Dr Michael Simpson from the Department of English and Comparative Literature recalls Goldsmiths' contribution to the 2012 Cultural Olympiad, and the high profile of poetry at the London Games.
A peculiar but also regular feature of the summer Olympic and Paralympic Games is that there is protracted, almost wall-to-wall anticipation of the latest Games, but very little public representation of them after the two weeks of their duration. Yet there is some compensation in this. Part of the ritual of anticipation of each new Olympics involves a recollection of the last Games. So it is that the public build-up to the Rio Games has featured some impressions of, and comparison with, the London Games of 2012; and the 2012 Games likewise involved some recollection of Beijing 2008.
We have a licence, then, to look back at 2012. These Games were especially significant in the UK because they were only the third occasion on which Britain had hosted the modern Olympics: 2012 followed 1908 and 1948.
In the run-up to the 2012 Olympics, Goldsmiths recognised the accumulating presence of this colossal spectacle within London in several ways. One such recognition was an event organised by the Department of English & Comparative Literature. This event took the form of a poetry happening, titled ‘Poetry and the Olympics – ancient and modern’, on 29th March 2012. In one sense, this event sought to catch the spirit of the contemporary Cultural Olympiad. This latter term refers to the cultural festival that the host nation of the next summer Games initiates four years before those Games themselves, which then conclude that Cultural Olympiad.

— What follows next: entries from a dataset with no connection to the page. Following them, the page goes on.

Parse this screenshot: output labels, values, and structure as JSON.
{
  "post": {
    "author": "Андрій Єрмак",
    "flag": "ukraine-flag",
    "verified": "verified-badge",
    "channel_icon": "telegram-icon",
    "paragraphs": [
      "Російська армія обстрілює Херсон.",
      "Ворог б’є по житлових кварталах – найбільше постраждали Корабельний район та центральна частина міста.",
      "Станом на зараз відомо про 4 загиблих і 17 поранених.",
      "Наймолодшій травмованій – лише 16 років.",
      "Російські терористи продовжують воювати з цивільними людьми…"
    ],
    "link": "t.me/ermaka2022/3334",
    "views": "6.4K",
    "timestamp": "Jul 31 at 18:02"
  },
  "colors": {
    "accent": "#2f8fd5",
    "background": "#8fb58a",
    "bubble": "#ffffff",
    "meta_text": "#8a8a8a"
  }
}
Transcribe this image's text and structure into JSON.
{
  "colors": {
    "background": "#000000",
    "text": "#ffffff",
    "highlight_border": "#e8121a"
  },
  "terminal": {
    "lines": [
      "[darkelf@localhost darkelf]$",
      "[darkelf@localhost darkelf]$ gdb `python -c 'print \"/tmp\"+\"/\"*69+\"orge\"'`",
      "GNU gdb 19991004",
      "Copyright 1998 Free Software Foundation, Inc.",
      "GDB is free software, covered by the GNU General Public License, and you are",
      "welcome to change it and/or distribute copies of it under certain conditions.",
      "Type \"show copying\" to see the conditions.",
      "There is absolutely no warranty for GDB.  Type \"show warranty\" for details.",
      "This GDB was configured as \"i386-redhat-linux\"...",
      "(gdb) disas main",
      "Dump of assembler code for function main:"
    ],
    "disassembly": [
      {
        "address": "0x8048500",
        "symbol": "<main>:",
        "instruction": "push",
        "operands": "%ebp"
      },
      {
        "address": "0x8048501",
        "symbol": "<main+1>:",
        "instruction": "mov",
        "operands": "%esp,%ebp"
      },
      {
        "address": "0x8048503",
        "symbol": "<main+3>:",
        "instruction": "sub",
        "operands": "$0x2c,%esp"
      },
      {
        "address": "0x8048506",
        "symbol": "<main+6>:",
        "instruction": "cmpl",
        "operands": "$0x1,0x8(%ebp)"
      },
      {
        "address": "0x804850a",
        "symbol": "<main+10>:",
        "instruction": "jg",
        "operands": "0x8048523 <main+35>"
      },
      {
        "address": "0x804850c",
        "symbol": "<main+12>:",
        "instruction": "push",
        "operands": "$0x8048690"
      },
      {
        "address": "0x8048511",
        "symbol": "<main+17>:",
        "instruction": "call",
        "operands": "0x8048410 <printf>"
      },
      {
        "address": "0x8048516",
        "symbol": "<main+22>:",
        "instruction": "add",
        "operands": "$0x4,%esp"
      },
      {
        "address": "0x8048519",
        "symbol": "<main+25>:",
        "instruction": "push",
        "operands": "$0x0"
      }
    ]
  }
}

The major themes of each Cultural Olympiad are determined by the host nation itself, and usually reflect acknowledged aspects of that nation’s heritage. Among the themes of the London Cultural Olympiad was poetry, and this theme, with others, was reflected in the terrific Opening Ceremony for London 2012. In particular, poetry enjoyed a high profile right at the start of the ceremony, which was inaugurated by the ringing of a bell on which was engraved a speech from Shakespeare’s The Tempest; this speech was then declaimed by the actor and director Kenneth Branagh.
The Opening Ceremony was devised and directed by Danny Boyle, who has recently talked about the whole collective effort, in a BBC TV programme.
As well as gesturing to the Cultural Olympiad, ‘Poetry and the Olympics – ancient and modern’ was an attempt to advance, experimentally, an important aspect of Goldsmiths’ Department of English & Comparative Literature.
For some while beforehand, the ECL Department had been cultivating the intersection between our work in literary-critical research and the creative writing that we have also pioneered. Co-organised by Maura Dooley, Blake Morrison and myself, this poetry happening brought together creative writers and literary scholars, by design.
What resulted was a one-day event that combined illustrated talks on the profile of poetry within the ancient and modern Games with new poems written on Olympic themes by members of the ECL Department’s academic staff and some postgraduate research students.
Guest speakers from beyond Goldsmiths contributed substantially to the event: Professor Jo Shapcott (Royal Holloway, University of London) gave the day’s keynote reading, of her poem ‘Wild Swimmer’, and Professor Barbara Goff (University of Reading) delivered a presentation on the role of poetry at the foundation of the modern Olympics, in 1896. Meanwhile, Dr Armand D’Angour (Jesus College, Oxford University) straddled the literary-historical and the creative dimensions of ‘Poetry and the Olympics – ancient and modern’, by giving an account of how he had fulfilled a commission from the Mayor of London to write an original poem, in Classical Greek and in the vein of the ancient poet Pindar’s Odes, for London 2012.
Selected proceedings of the poetry happening at Goldsmiths were published in the ECL Department’s online postgraduate journal, GLITS-e. Jo Shapcott’s poem ‘Wild Swimmer’ can be seen as a public installation at the Queen Elizabeth Olympic Park in Stratford, London, as can Armand D'Angour's Greek Ode.
In the event, London 2012 piqued my own curiosity about the public poetry of the Olympic Games in general, and I am currently completing a scholarly article on this topic.
‘Poetry and the Olympics – ancient and modern’ was a free, public event, and the audience on the day included students, staff, alumni and applicants. The victories and defeats of the 2012 Olympic and Paralympic Games were still to come, but at Goldsmiths poetry was already in motion.